┌──

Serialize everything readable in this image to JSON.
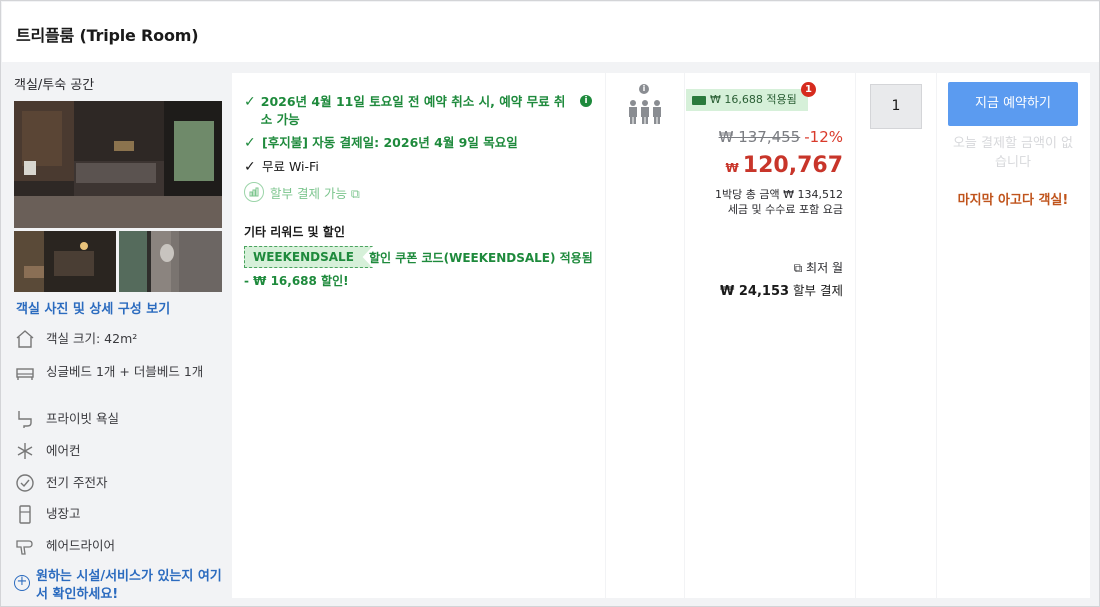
{
  "room": {
    "title": "트리플룸 (Triple Room)"
  },
  "left": {
    "section_title": "객실/투숙 공간",
    "view_link": "객실 사진 및 상세 구성 보기",
    "amenities": [
      {
        "icon": "house-icon",
        "label": "객실 크기: 42m²"
      },
      {
        "icon": "bed-icon",
        "label": "싱글베드 1개 + 더블베드 1개"
      },
      {
        "icon": "bathtub-icon",
        "label": "프라이빗 욕실"
      },
      {
        "icon": "snowflake-icon",
        "label": "에어컨"
      },
      {
        "icon": "kettle-icon",
        "label": "전기 주전자"
      },
      {
        "icon": "fridge-icon",
        "label": "냉장고"
      },
      {
        "icon": "hairdryer-icon",
        "label": "헤어드라이어"
      }
    ],
    "facility_link": "원하는 시설/서비스가 있는지 여기서 확인하세요!"
  },
  "conditions": {
    "cancel": "2026년 4월 11일 토요일 전 예약 취소 시, 예약 무료 취소 가능",
    "pay_later": "[후지불] 자동 결제일: 2026년 4월 9일 목요일",
    "wifi": "무료 Wi-Fi",
    "installment": "할부 결제 가능 ⧉",
    "other_title": "기타 리워드 및 할인",
    "coupon_code": "WEEKENDSALE",
    "coupon_text": "할인 쿠폰 코드(WEEKENDSALE) 적용됨",
    "coupon_discount": "- ₩ 16,688 할인!"
  },
  "price": {
    "promo_badge": "₩ 16,688 적용됨",
    "promo_count": "1",
    "original": "₩ 137,455",
    "discount_pct": "-12%",
    "currency": "₩",
    "final": "120,767",
    "per_night_line1": "1박당 총 금액 ₩ 134,512",
    "per_night_line2": "세금 및 수수료 포함 요금",
    "lowest_label": "⧉ 최저 월",
    "monthly_amount": "₩ 24,153",
    "monthly_suffix": " 할부 결제"
  },
  "qty": {
    "value": "1"
  },
  "book": {
    "button": "지금 예약하기",
    "no_pay_today": "오늘 결제할 금액이 없습니다",
    "last_room": "마지막 아고다 객실!"
  },
  "colors": {
    "green": "#1e8a3c",
    "link": "#2b6bbf",
    "price_red": "#c8352a",
    "button_blue": "#5b9bf0"
  }
}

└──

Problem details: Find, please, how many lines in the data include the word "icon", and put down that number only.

Expected answer: 7